··· Provided data ···

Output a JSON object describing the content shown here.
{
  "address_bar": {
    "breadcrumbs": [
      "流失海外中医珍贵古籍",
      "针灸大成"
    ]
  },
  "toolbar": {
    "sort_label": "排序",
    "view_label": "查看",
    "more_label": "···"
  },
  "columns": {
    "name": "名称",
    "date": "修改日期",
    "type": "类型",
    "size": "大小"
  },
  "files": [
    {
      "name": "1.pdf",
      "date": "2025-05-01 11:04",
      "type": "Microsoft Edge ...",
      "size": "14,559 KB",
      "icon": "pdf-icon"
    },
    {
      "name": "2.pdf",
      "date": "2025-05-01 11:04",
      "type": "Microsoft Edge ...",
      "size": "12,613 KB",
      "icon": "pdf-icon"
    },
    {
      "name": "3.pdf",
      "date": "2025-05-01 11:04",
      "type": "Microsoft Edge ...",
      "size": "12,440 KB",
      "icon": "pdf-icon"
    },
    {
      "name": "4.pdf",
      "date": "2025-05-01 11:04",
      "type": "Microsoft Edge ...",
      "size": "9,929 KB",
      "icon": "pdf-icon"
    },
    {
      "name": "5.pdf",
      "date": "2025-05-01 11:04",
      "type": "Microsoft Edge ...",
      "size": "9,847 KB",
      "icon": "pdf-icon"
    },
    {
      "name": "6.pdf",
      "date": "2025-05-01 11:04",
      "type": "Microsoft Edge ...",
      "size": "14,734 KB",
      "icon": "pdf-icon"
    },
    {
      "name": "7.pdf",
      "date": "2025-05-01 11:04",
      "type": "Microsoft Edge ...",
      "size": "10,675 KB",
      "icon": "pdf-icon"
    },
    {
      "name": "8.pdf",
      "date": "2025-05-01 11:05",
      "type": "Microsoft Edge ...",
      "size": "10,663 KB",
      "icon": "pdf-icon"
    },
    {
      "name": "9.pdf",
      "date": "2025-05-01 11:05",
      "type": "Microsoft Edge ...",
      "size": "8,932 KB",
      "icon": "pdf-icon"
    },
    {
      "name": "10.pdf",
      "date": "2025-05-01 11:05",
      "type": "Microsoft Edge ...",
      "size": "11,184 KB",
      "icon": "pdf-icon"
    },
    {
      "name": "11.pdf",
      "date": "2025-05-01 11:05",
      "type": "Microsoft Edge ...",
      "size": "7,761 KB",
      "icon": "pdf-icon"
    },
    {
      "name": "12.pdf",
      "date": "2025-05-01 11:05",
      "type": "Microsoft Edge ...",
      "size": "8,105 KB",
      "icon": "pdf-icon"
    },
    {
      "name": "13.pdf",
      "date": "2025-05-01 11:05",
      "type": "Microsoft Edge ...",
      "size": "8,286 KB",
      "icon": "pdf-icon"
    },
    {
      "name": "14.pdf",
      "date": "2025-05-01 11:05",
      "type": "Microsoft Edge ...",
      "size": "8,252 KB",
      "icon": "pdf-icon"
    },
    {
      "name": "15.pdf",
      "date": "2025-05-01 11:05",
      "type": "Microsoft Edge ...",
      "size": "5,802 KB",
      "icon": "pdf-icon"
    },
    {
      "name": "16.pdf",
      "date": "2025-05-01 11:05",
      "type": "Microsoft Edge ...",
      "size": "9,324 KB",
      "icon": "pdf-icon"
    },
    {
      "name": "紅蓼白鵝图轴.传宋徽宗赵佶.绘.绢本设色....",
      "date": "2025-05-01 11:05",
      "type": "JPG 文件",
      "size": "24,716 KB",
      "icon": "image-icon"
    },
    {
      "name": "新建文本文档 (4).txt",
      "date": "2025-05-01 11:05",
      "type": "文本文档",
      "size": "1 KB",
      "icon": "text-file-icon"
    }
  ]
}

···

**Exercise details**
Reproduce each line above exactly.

**Expected answer**
Output a JSON object describing the content shown here.
{
  "address_bar": {
    "breadcrumbs": [
      "流失海外中医珍贵古籍",
      "针灸大成"
    ]
  },
  "toolbar": {
    "sort_label": "排序",
    "view_label": "查看",
    "more_label": "···"
  },
  "columns": {
    "name": "名称",
    "date": "修改日期",
    "type": "类型",
    "size": "大小"
  },
  "files": [
    {
      "name": "1.pdf",
      "date": "2025-05-01 11:04",
      "type": "Microsoft Edge ...",
      "size": "14,559 KB",
      "icon": "pdf-icon"
    },
    {
      "name": "2.pdf",
      "date": "2025-05-01 11:04",
      "type": "Microsoft Edge ...",
      "size": "12,613 KB",
      "icon": "pdf-icon"
    },
    {
      "name": "3.pdf",
      "date": "2025-05-01 11:04",
      "type": "Microsoft Edge ...",
      "size": "12,440 KB",
      "icon": "pdf-icon"
    },
    {
      "name": "4.pdf",
      "date": "2025-05-01 11:04",
      "type": "Microsoft Edge ...",
      "size": "9,929 KB",
      "icon": "pdf-icon"
    },
    {
      "name": "5.pdf",
      "date": "2025-05-01 11:04",
      "type": "Microsoft Edge ...",
      "size": "9,847 KB",
      "icon": "pdf-icon"
    },
    {
      "name": "6.pdf",
      "date": "2025-05-01 11:04",
      "type": "Microsoft Edge ...",
      "size": "14,734 KB",
      "icon": "pdf-icon"
    },
    {
      "name": "7.pdf",
      "date": "2025-05-01 11:04",
      "type": "Microsoft Edge ...",
      "size": "10,675 KB",
      "icon": "pdf-icon"
    },
    {
      "name": "8.pdf",
      "date": "2025-05-01 11:05",
      "type": "Microsoft Edge ...",
      "size": "10,663 KB",
      "icon": "pdf-icon"
    },
    {
      "name": "9.pdf",
      "date": "2025-05-01 11:05",
      "type": "Microsoft Edge ...",
      "size": "8,932 KB",
      "icon": "pdf-icon"
    },
    {
      "name": "10.pdf",
      "date": "2025-05-01 11:05",
      "type": "Microsoft Edge ...",
      "size": "11,184 KB",
      "icon": "pdf-icon"
    },
    {
      "name": "11.pdf",
      "date": "2025-05-01 11:05",
      "type": "Microsoft Edge ...",
      "size": "7,761 KB",
      "icon": "pdf-icon"
    },
    {
      "name": "12.pdf",
      "date": "2025-05-01 11:05",
      "type": "Microsoft Edge ...",
      "size": "8,105 KB",
      "icon": "pdf-icon"
    },
    {
      "name": "13.pdf",
      "date": "2025-05-01 11:05",
      "type": "Microsoft Edge ...",
      "size": "8,286 KB",
      "icon": "pdf-icon"
    },
    {
      "name": "14.pdf",
      "date": "2025-05-01 11:05",
      "type": "Microsoft Edge ...",
      "size": "8,252 KB",
      "icon": "pdf-icon"
    },
    {
      "name": "15.pdf",
      "date": "2025-05-01 11:05",
      "type": "Microsoft Edge ...",
      "size": "5,802 KB",
      "icon": "pdf-icon"
    },
    {
      "name": "16.pdf",
      "date": "2025-05-01 11:05",
      "type": "Microsoft Edge ...",
      "size": "9,324 KB",
      "icon": "pdf-icon"
    },
    {
      "name": "紅蓼白鵝图轴.传宋徽宗赵佶.绘.绢本设色....",
      "date": "2025-05-01 11:05",
      "type": "JPG 文件",
      "size": "24,716 KB",
      "icon": "image-icon"
    },
    {
      "name": "新建文本文档 (4).txt",
      "date": "2025-05-01 11:05",
      "type": "文本文档",
      "size": "1 KB",
      "icon": "text-file-icon"
    }
  ]
}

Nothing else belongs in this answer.